[EXERCISE DESCRIPTION]: The answer must be an exact copy of all the data below.

[PROVIDED DATA]:
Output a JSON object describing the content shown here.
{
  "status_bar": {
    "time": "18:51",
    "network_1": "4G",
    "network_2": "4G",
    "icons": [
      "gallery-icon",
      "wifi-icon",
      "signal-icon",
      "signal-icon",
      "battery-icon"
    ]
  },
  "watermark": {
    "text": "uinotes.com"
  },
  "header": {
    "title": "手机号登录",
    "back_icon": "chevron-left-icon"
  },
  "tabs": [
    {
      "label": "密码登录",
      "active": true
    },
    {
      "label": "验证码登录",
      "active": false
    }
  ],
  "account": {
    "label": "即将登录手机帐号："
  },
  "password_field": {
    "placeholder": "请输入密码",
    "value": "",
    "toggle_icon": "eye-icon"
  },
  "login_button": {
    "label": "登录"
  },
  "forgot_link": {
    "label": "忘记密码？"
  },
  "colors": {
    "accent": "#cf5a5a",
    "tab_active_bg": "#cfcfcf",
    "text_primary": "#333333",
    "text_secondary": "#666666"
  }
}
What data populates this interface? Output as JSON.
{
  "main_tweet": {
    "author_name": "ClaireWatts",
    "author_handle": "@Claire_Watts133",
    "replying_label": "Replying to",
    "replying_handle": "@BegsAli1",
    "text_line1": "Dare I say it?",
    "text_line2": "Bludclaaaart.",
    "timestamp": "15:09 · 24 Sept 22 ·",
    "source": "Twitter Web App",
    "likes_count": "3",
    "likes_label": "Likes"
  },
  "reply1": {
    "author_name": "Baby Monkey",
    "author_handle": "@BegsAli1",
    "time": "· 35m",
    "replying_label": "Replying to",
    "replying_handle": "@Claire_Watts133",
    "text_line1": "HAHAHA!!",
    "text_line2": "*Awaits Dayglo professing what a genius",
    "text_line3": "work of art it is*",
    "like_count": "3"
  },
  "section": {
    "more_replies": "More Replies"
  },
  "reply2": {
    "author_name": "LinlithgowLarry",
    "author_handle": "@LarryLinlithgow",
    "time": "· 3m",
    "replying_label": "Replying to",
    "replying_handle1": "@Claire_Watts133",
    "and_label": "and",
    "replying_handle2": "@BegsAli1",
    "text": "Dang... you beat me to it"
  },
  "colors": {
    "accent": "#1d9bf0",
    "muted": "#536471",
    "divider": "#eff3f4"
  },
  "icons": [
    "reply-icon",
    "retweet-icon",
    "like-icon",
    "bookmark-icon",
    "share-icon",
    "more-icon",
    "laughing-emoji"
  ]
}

[REPLY TO THE EXERCISE]:
Output a JSON object describing the content shown here.
{
  "status_bar": {
    "time": "18:51",
    "network_1": "4G",
    "network_2": "4G",
    "icons": [
      "gallery-icon",
      "wifi-icon",
      "signal-icon",
      "signal-icon",
      "battery-icon"
    ]
  },
  "watermark": {
    "text": "uinotes.com"
  },
  "header": {
    "title": "手机号登录",
    "back_icon": "chevron-left-icon"
  },
  "tabs": [
    {
      "label": "密码登录",
      "active": true
    },
    {
      "label": "验证码登录",
      "active": false
    }
  ],
  "account": {
    "label": "即将登录手机帐号："
  },
  "password_field": {
    "placeholder": "请输入密码",
    "value": "",
    "toggle_icon": "eye-icon"
  },
  "login_button": {
    "label": "登录"
  },
  "forgot_link": {
    "label": "忘记密码？"
  },
  "colors": {
    "accent": "#cf5a5a",
    "tab_active_bg": "#cfcfcf",
    "text_primary": "#333333",
    "text_secondary": "#666666"
  }
}
What data populates this interface? Output as JSON.
{
  "main_tweet": {
    "author_name": "ClaireWatts",
    "author_handle": "@Claire_Watts133",
    "replying_label": "Replying to",
    "replying_handle": "@BegsAli1",
    "text_line1": "Dare I say it?",
    "text_line2": "Bludclaaaart.",
    "timestamp": "15:09 · 24 Sept 22 ·",
    "source": "Twitter Web App",
    "likes_count": "3",
    "likes_label": "Likes"
  },
  "reply1": {
    "author_name": "Baby Monkey",
    "author_handle": "@BegsAli1",
    "time": "· 35m",
    "replying_label": "Replying to",
    "replying_handle": "@Claire_Watts133",
    "text_line1": "HAHAHA!!",
    "text_line2": "*Awaits Dayglo professing what a genius",
    "text_line3": "work of art it is*",
    "like_count": "3"
  },
  "section": {
    "more_replies": "More Replies"
  },
  "reply2": {
    "author_name": "LinlithgowLarry",
    "author_handle": "@LarryLinlithgow",
    "time": "· 3m",
    "replying_label": "Replying to",
    "replying_handle1": "@Claire_Watts133",
    "and_label": "and",
    "replying_handle2": "@BegsAli1",
    "text": "Dang... you beat me to it"
  },
  "colors": {
    "accent": "#1d9bf0",
    "muted": "#536471",
    "divider": "#eff3f4"
  },
  "icons": [
    "reply-icon",
    "retweet-icon",
    "like-icon",
    "bookmark-icon",
    "share-icon",
    "more-icon",
    "laughing-emoji"
  ]
}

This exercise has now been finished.